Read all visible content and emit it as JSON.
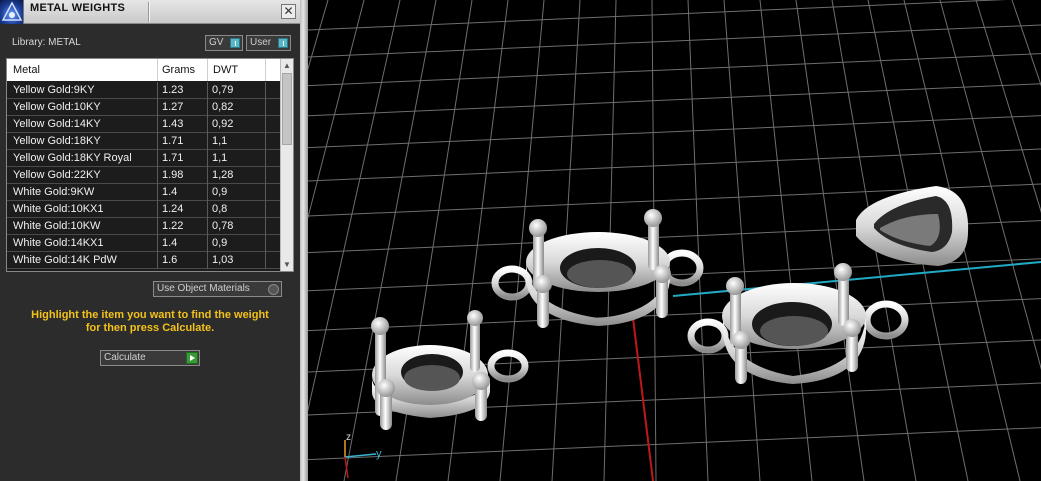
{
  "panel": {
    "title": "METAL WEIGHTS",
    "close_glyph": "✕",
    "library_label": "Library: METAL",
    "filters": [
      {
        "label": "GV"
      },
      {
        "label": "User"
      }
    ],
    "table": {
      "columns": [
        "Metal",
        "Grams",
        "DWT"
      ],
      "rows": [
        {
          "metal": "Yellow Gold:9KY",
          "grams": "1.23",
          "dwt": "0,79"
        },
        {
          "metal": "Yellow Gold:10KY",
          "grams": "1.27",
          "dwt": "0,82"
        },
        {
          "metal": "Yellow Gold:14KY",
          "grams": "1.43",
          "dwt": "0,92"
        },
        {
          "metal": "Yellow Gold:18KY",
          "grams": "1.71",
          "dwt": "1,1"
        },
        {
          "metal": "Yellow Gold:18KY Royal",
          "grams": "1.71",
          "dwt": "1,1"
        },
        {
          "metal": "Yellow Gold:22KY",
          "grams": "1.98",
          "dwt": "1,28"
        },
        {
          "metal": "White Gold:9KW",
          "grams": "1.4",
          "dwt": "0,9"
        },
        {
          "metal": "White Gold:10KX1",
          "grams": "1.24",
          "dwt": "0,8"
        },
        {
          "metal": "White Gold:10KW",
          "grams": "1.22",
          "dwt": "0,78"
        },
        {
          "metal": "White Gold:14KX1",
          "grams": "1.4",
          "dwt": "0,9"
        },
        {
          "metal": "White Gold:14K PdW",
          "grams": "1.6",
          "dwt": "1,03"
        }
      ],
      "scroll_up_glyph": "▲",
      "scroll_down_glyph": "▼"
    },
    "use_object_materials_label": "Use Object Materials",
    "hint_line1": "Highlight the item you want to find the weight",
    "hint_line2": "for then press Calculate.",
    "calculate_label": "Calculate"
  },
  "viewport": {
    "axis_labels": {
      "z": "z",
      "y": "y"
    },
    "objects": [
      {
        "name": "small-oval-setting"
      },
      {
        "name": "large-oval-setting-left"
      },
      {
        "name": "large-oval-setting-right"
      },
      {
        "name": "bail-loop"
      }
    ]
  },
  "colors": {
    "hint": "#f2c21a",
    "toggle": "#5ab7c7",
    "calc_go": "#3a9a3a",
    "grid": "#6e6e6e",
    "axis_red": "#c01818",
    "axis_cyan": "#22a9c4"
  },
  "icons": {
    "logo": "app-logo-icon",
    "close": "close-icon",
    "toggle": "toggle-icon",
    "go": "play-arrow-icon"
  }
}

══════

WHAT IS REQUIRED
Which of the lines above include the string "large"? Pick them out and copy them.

EXERCISE RESULT
        "name": "large-oval-setting-left"
        "name": "large-oval-setting-right"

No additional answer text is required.